_DIRECTIONS FOR THIS TASK_
Every entry below needs to be repeated exactly as written.

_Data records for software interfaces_
****

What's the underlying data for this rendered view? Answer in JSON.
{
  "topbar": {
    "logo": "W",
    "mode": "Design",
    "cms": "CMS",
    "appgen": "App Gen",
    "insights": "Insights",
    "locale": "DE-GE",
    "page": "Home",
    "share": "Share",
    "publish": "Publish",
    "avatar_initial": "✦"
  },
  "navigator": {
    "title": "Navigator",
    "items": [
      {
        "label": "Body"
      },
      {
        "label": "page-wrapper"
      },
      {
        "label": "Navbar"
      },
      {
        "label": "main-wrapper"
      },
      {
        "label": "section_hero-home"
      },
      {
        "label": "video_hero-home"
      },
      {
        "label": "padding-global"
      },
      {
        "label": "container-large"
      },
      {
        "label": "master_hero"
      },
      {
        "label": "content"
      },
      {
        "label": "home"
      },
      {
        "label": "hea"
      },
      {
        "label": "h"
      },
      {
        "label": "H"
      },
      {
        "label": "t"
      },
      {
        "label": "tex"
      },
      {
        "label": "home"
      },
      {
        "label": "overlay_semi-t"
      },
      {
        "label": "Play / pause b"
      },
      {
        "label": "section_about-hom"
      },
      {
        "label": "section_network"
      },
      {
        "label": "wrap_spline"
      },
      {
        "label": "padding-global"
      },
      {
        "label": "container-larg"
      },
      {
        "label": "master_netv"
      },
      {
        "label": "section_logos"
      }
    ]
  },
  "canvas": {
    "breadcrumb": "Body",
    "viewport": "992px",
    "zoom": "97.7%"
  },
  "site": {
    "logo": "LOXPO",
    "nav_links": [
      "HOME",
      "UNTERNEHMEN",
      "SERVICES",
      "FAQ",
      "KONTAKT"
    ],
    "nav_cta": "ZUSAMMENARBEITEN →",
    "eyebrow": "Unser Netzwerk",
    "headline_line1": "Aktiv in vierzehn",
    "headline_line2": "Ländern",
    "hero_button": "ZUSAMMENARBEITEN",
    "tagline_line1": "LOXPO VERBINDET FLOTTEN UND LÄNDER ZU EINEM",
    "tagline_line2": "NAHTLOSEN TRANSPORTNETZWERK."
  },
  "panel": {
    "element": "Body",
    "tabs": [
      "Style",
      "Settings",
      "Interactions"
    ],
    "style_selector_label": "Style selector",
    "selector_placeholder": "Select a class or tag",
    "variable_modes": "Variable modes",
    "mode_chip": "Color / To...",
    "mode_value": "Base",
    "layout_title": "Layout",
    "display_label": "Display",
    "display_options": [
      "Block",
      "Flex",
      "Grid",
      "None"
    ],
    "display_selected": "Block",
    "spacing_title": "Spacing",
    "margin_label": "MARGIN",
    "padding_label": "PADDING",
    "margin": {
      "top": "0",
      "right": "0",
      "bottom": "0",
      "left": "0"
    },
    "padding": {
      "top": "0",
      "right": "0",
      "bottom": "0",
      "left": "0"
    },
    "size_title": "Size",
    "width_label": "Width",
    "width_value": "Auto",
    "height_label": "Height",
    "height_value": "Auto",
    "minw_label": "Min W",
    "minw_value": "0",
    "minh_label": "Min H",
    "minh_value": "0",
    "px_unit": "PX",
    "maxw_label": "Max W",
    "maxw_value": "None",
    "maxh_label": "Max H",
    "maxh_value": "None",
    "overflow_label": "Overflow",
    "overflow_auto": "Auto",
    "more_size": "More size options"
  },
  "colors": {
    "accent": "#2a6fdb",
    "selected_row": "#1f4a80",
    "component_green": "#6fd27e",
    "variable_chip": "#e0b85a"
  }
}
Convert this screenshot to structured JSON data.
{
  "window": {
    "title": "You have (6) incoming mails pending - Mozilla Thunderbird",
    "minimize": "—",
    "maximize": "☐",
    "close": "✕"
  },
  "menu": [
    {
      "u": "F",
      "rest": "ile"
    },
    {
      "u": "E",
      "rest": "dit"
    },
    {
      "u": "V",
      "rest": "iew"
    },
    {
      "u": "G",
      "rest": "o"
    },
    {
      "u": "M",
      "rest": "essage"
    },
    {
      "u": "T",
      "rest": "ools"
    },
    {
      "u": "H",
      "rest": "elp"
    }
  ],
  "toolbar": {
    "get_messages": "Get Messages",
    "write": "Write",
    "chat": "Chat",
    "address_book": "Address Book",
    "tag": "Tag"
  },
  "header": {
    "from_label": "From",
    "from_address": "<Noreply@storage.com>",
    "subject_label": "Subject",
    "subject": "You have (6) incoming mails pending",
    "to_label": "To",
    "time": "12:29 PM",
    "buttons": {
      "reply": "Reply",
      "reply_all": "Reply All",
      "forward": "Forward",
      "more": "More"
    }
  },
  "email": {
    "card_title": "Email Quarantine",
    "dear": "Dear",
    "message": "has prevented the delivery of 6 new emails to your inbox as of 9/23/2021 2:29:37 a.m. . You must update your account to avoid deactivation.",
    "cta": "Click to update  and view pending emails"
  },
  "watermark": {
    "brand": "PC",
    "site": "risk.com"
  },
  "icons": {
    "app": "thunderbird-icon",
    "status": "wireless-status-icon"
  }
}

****

_FINISHED TASK_
What's the underlying data for this rendered view? Answer in JSON.
{
  "topbar": {
    "logo": "W",
    "mode": "Design",
    "cms": "CMS",
    "appgen": "App Gen",
    "insights": "Insights",
    "locale": "DE-GE",
    "page": "Home",
    "share": "Share",
    "publish": "Publish",
    "avatar_initial": "✦"
  },
  "navigator": {
    "title": "Navigator",
    "items": [
      {
        "label": "Body"
      },
      {
        "label": "page-wrapper"
      },
      {
        "label": "Navbar"
      },
      {
        "label": "main-wrapper"
      },
      {
        "label": "section_hero-home"
      },
      {
        "label": "video_hero-home"
      },
      {
        "label": "padding-global"
      },
      {
        "label": "container-large"
      },
      {
        "label": "master_hero"
      },
      {
        "label": "content"
      },
      {
        "label": "home"
      },
      {
        "label": "hea"
      },
      {
        "label": "h"
      },
      {
        "label": "H"
      },
      {
        "label": "t"
      },
      {
        "label": "tex"
      },
      {
        "label": "home"
      },
      {
        "label": "overlay_semi-t"
      },
      {
        "label": "Play / pause b"
      },
      {
        "label": "section_about-hom"
      },
      {
        "label": "section_network"
      },
      {
        "label": "wrap_spline"
      },
      {
        "label": "padding-global"
      },
      {
        "label": "container-larg"
      },
      {
        "label": "master_netv"
      },
      {
        "label": "section_logos"
      }
    ]
  },
  "canvas": {
    "breadcrumb": "Body",
    "viewport": "992px",
    "zoom": "97.7%"
  },
  "site": {
    "logo": "LOXPO",
    "nav_links": [
      "HOME",
      "UNTERNEHMEN",
      "SERVICES",
      "FAQ",
      "KONTAKT"
    ],
    "nav_cta": "ZUSAMMENARBEITEN →",
    "eyebrow": "Unser Netzwerk",
    "headline_line1": "Aktiv in vierzehn",
    "headline_line2": "Ländern",
    "hero_button": "ZUSAMMENARBEITEN",
    "tagline_line1": "LOXPO VERBINDET FLOTTEN UND LÄNDER ZU EINEM",
    "tagline_line2": "NAHTLOSEN TRANSPORTNETZWERK."
  },
  "panel": {
    "element": "Body",
    "tabs": [
      "Style",
      "Settings",
      "Interactions"
    ],
    "style_selector_label": "Style selector",
    "selector_placeholder": "Select a class or tag",
    "variable_modes": "Variable modes",
    "mode_chip": "Color / To...",
    "mode_value": "Base",
    "layout_title": "Layout",
    "display_label": "Display",
    "display_options": [
      "Block",
      "Flex",
      "Grid",
      "None"
    ],
    "display_selected": "Block",
    "spacing_title": "Spacing",
    "margin_label": "MARGIN",
    "padding_label": "PADDING",
    "margin": {
      "top": "0",
      "right": "0",
      "bottom": "0",
      "left": "0"
    },
    "padding": {
      "top": "0",
      "right": "0",
      "bottom": "0",
      "left": "0"
    },
    "size_title": "Size",
    "width_label": "Width",
    "width_value": "Auto",
    "height_label": "Height",
    "height_value": "Auto",
    "minw_label": "Min W",
    "minw_value": "0",
    "minh_label": "Min H",
    "minh_value": "0",
    "px_unit": "PX",
    "maxw_label": "Max W",
    "maxw_value": "None",
    "maxh_label": "Max H",
    "maxh_value": "None",
    "overflow_label": "Overflow",
    "overflow_auto": "Auto",
    "more_size": "More size options"
  },
  "colors": {
    "accent": "#2a6fdb",
    "selected_row": "#1f4a80",
    "component_green": "#6fd27e",
    "variable_chip": "#e0b85a"
  }
}
Convert this screenshot to structured JSON data.
{
  "window": {
    "title": "You have (6) incoming mails pending - Mozilla Thunderbird",
    "minimize": "—",
    "maximize": "☐",
    "close": "✕"
  },
  "menu": [
    {
      "u": "F",
      "rest": "ile"
    },
    {
      "u": "E",
      "rest": "dit"
    },
    {
      "u": "V",
      "rest": "iew"
    },
    {
      "u": "G",
      "rest": "o"
    },
    {
      "u": "M",
      "rest": "essage"
    },
    {
      "u": "T",
      "rest": "ools"
    },
    {
      "u": "H",
      "rest": "elp"
    }
  ],
  "toolbar": {
    "get_messages": "Get Messages",
    "write": "Write",
    "chat": "Chat",
    "address_book": "Address Book",
    "tag": "Tag"
  },
  "header": {
    "from_label": "From",
    "from_address": "<Noreply@storage.com>",
    "subject_label": "Subject",
    "subject": "You have (6) incoming mails pending",
    "to_label": "To",
    "time": "12:29 PM",
    "buttons": {
      "reply": "Reply",
      "reply_all": "Reply All",
      "forward": "Forward",
      "more": "More"
    }
  },
  "email": {
    "card_title": "Email Quarantine",
    "dear": "Dear",
    "message": "has prevented the delivery of 6 new emails to your inbox as of 9/23/2021 2:29:37 a.m. . You must update your account to avoid deactivation.",
    "cta": "Click to update  and view pending emails"
  },
  "watermark": {
    "brand": "PC",
    "site": "risk.com"
  },
  "icons": {
    "app": "thunderbird-icon",
    "status": "wireless-status-icon"
  }
}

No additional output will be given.